Next, there’s Luna, a Beagle who was very possessive of her toys. Whenever someone tried to take one away, she would snarl and bite. Her owner, John, decided to teach Luna the drop it command. Whenever Luna had a toy in her mouth, John would say drop it and offer her a treat in exchange. Luna quickly learned that she would get rewarded if she let go of the toy. Over time, she became less possessive and more willing to share her toys.

Then, there’s Charlie, a rescue dog who had been bounced around from home to home before finding his forever family. Charlie was very possessive of his new owners and would growl and bark at anyone who came near them. His owners, Sarah and Tom, started by introducing Charlie to new people in a controlled environment. They made sure to give him treats and positive reinforcement when he behaved well. They also taught him the sit and stay commands, which helped him remain calm around strangers. With time and patience, Charlie learned to trust and love his new family without feeling the need to protect them.

Finally, there’s Bella, a Chihuahua who was possessive of her owner’s lap. Whenever anyone tried to sit next to her owner, Bella would growl and snap. Her owner, Jane, started by giving Bella her own designated spot on the couch. Whenever someone else wanted to sit next to Jane, Bella would be moved to her spot and given a treat. This helped Bella understand that she could still be close to her owner without feeling threatened. With time, Bella became more comfortable with others sitting next to her owner and stopped growling and snapping.

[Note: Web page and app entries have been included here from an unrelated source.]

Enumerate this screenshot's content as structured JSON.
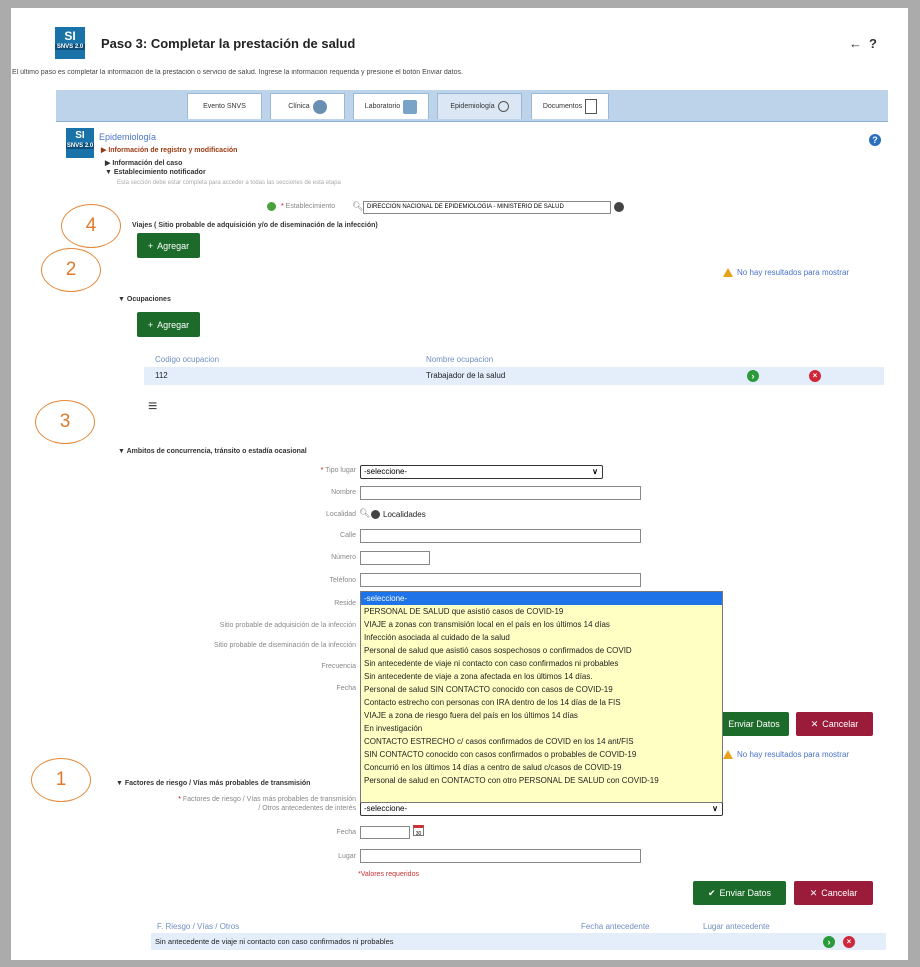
{
  "header": {
    "logo_mark": "SI",
    "logo_tag": "SNVS 2.0",
    "title": "Paso 3: Completar la prestación de salud",
    "back": "←",
    "help": "?",
    "description": "El último paso es completar la información de la prestación o servicio de salud. Ingrese la información requerida y presione el botón Enviar datos."
  },
  "tabs": [
    {
      "label": "Evento SNVS"
    },
    {
      "label": "Clínica"
    },
    {
      "label": "Laboratorio"
    },
    {
      "label": "Epidemiología"
    },
    {
      "label": "Documentos"
    }
  ],
  "epi": {
    "title": "Epidemiología",
    "help": "?",
    "sec_registro": "▶ Información de registro y modificación",
    "sec_caso": "▶ Información del caso",
    "sec_establecimiento": "▼ Establecimiento notificador",
    "establecimiento_note": "Esta sección debe estar completa para acceder a todas las secciones de esta etapa",
    "establecimiento_label": "Establecimiento",
    "establecimiento_value": "DIRECCION NACIONAL DE EPIDEMIOLOGIA - MINISTERIO DE SALUD",
    "viajes_title": "Viajes ( Sitio probable de adquisición y/o de diseminación de la infección)",
    "agregar": "Agregar",
    "no_results": "No hay resultados para mostrar",
    "ocupaciones_title": "▼ Ocupaciones",
    "ocup_headers": [
      "Codigo ocupacion",
      "Nombre ocupacion"
    ],
    "ocup_code": "112",
    "ocup_name": "Trabajador de la salud",
    "menu_icon": "≡",
    "ambitos_title": "▼ Ambitos de concurrencia, tránsito o estadía ocasional",
    "tipo_lugar_label": "Tipo lugar",
    "tipo_lugar_value": "-seleccione-",
    "nombre_label": "Nombre",
    "localidad_label": "Localidad",
    "localidades": "Localidades",
    "calle_label": "Calle",
    "numero_label": "Número",
    "telefono_label": "Teléfono",
    "reside_label": "Reside",
    "sitio_adq_label": "Sitio probable de adquisición de la infección",
    "sitio_dis_label": "Sitio probable de diseminación de la infección",
    "frecuencia_label": "Frecuencia",
    "fecha_label": "Fecha",
    "enviar": "Enviar Datos",
    "cancelar": "Cancelar",
    "factores_title": "▼ Factores de riesgo / Vías más probables de transmisión",
    "factores_label_1": "Factores de riesgo / Vías más probables de transmisión",
    "factores_label_2": "/ Otros antecedentes de interés",
    "factores_value": "-seleccione-",
    "fecha2_label": "Fecha",
    "lugar_label": "Lugar",
    "cal_icon": "30",
    "valores_requeridos": "*Valores requeridos",
    "fr_headers": [
      "F. Riesgo / Vías / Otros",
      "Fecha antecedente",
      "Lugar antecedente"
    ],
    "fr_row": "Sin antecedente de viaje ni contacto con caso confirmados ni probables"
  },
  "dropdown_options": [
    "-seleccione-",
    "PERSONAL DE SALUD que asistió casos de COVID-19",
    "VIAJE a zonas con transmisión local en el país en los últimos 14 días",
    "Infección asociada al cuidado de la salud",
    "Personal de salud que asistió casos sospechosos o confirmados de COVID",
    "Sin antecedente de viaje ni contacto con caso confirmados ni probables",
    "Sin antecedente de viaje a zona afectada en los últimos 14 días.",
    "Personal de salud SIN CONTACTO conocido con casos de COVID-19",
    "Contacto estrecho con personas con IRA dentro de los 14 días de la FIS",
    "VIAJE a zona de riesgo fuera del país en los últimos 14 días",
    "En investigación",
    "CONTACTO ESTRECHO c/ casos confirmados de COVID en los 14 ant/FIS",
    "SIN CONTACTO conocido con casos confirmados o probables de COVID-19",
    "Concurrió en los últimos 14 días a centro de salud c/casos de COVID-19",
    "Personal de salud en CONTACTO con otro PERSONAL DE SALUD con COVID-19"
  ],
  "callouts": [
    "4",
    "2",
    "3",
    "1"
  ],
  "colors": {
    "accent_green": "#1d6b2a",
    "cancel_red": "#9b1b3a",
    "callout_orange": "#e68a3c",
    "dropdown_bg": "#ffffc4",
    "selected_blue": "#1e73e8"
  }
}
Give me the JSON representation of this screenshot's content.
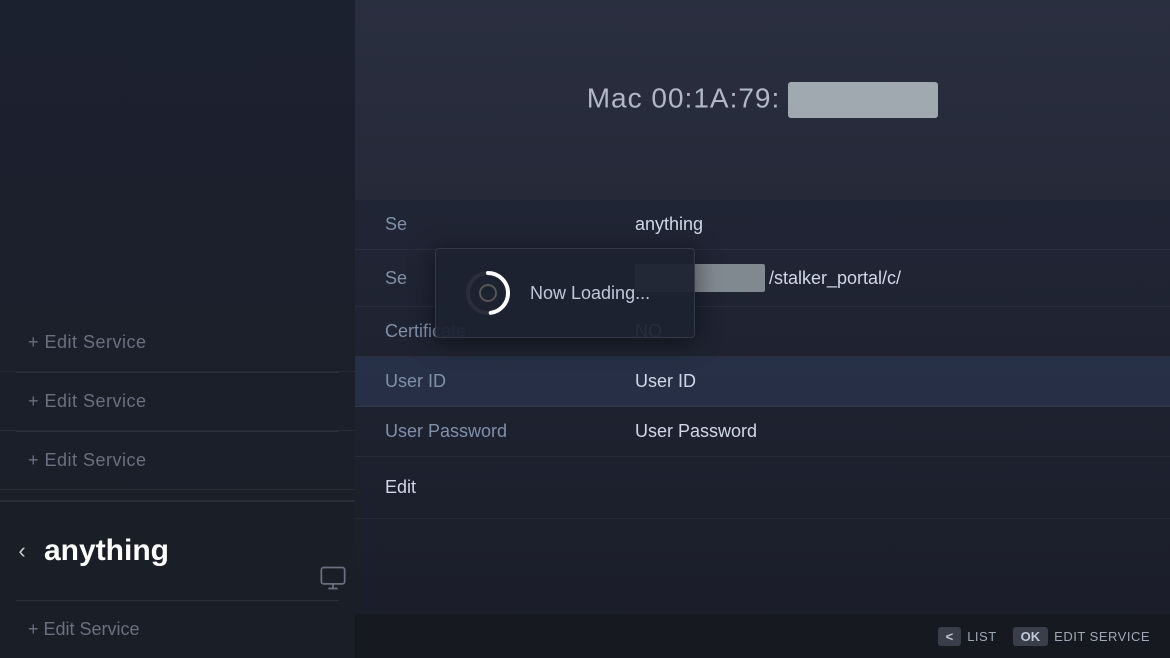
{
  "sidebar": {
    "items": [
      {
        "label": "+ Edit Service"
      },
      {
        "label": "+ Edit Service"
      },
      {
        "label": "+ Edit Service"
      }
    ],
    "active_item": {
      "back_icon": "‹",
      "label": "anything",
      "monitor_icon": "🖥"
    },
    "bottom_item": {
      "label": "+ Edit Service"
    }
  },
  "mac_header": {
    "prefix": "Mac 00:1A:79:",
    "redacted": "redacted"
  },
  "service_detail": {
    "rows": [
      {
        "label": "Se",
        "value": "anything",
        "highlighted": false
      },
      {
        "label": "Se",
        "value": "/stalker_portal/c/",
        "type": "url",
        "highlighted": false
      },
      {
        "label": "Certificate",
        "value": "NO",
        "highlighted": false
      },
      {
        "label": "User ID",
        "value": "User ID",
        "highlighted": true
      },
      {
        "label": "User Password",
        "value": "User Password",
        "highlighted": false
      }
    ],
    "edit_label": "Edit"
  },
  "loading": {
    "text": "Now Loading...",
    "visible": true
  },
  "bottom_bar": {
    "list_key": "<",
    "list_label": "LIST",
    "ok_key": "OK",
    "edit_service_label": "EDIT SERVICE"
  }
}
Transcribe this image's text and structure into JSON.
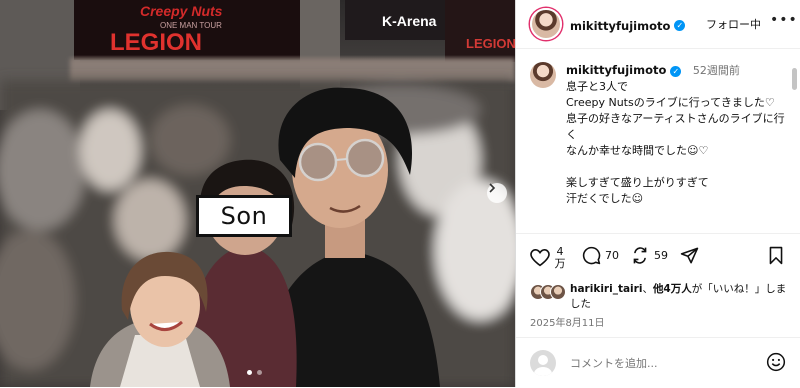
{
  "photo": {
    "sign_top": "Creepy Nuts",
    "sign_sub": "ONE MAN TOUR",
    "sign_main": "LEGION",
    "venue_sign": "K-Arena",
    "venue_sign_right": "LEGION",
    "son_label": "Son",
    "carousel_dots": 2,
    "active_dot": 0
  },
  "header": {
    "username": "mikittyfujimoto",
    "follow_label": "フォロー中",
    "more_icon": "more-horizontal-icon"
  },
  "caption": {
    "username": "mikittyfujimoto",
    "time": "52週間前",
    "text": "息子と3人で\nCreepy Nutsのライブに行ってきました♡\n息子の好きなアーティストさんのライブに行く\nなんか幸せな時間でした☺︎♡\n\n楽しすぎて盛り上がりすぎて\n汗だくでした☺︎"
  },
  "actions": {
    "likes_count": "4万",
    "comments_count": "70",
    "reposts_count": "59",
    "icons": [
      "heart-icon",
      "comment-icon",
      "repost-icon",
      "share-icon",
      "bookmark-icon"
    ]
  },
  "likes": {
    "liker": "harikiri_tairi",
    "text_mid": "、",
    "others": "他4万人",
    "text_end": "が「いいね！」しました"
  },
  "date": "2025年8月11日",
  "comment": {
    "placeholder": "コメントを追加..."
  },
  "colors": {
    "verified_blue": "#0095f6",
    "story_ring": "#e1306c",
    "muted_text": "#737373",
    "divider": "#efefef"
  }
}
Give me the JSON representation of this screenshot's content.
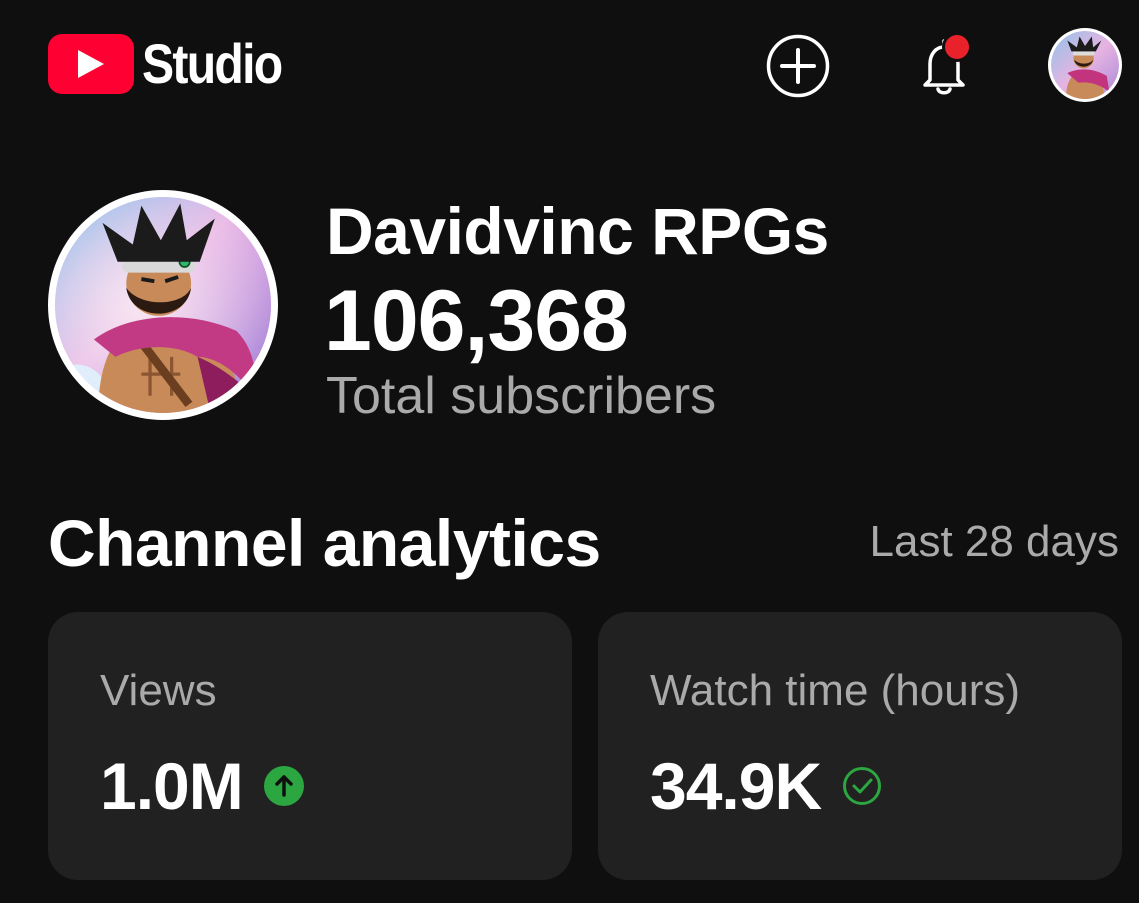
{
  "header": {
    "logo_text": "Studio",
    "icons": {
      "logo": "youtube-play-icon",
      "create": "plus-circle-icon",
      "notifications": "bell-icon",
      "account": "avatar"
    },
    "notification_dot_color": "#e8212b",
    "brand_color": "#ff0033"
  },
  "channel": {
    "name": "Davidvinc RPGs",
    "subscriber_count": "106,368",
    "subscriber_label": "Total subscribers"
  },
  "analytics": {
    "title": "Channel analytics",
    "period": "Last 28 days",
    "cards": [
      {
        "label": "Views",
        "value": "1.0M",
        "indicator": "arrow-up-circle-icon",
        "indicator_color": "#2ba640"
      },
      {
        "label": "Watch time (hours)",
        "value": "34.9K",
        "indicator": "check-circle-icon",
        "indicator_color": "#2ba640"
      }
    ]
  },
  "theme": {
    "background": "#0f0f0f",
    "card_background": "#212121",
    "primary_text": "#ffffff",
    "secondary_text": "#aaaaaa"
  }
}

In conclusion, possessive behavior in dogs can be a problem, but it’s not an insurmountable one. With patience, love, and positive reinforcement, our furry friends can learn to let go of their possessive tendencies. These four happy tales show that it’s possible to help our dogs learn to trust and share. So, if you have a possession-prone pooch, don’t despair. With some creativity and a little effort, puppy love can prevail!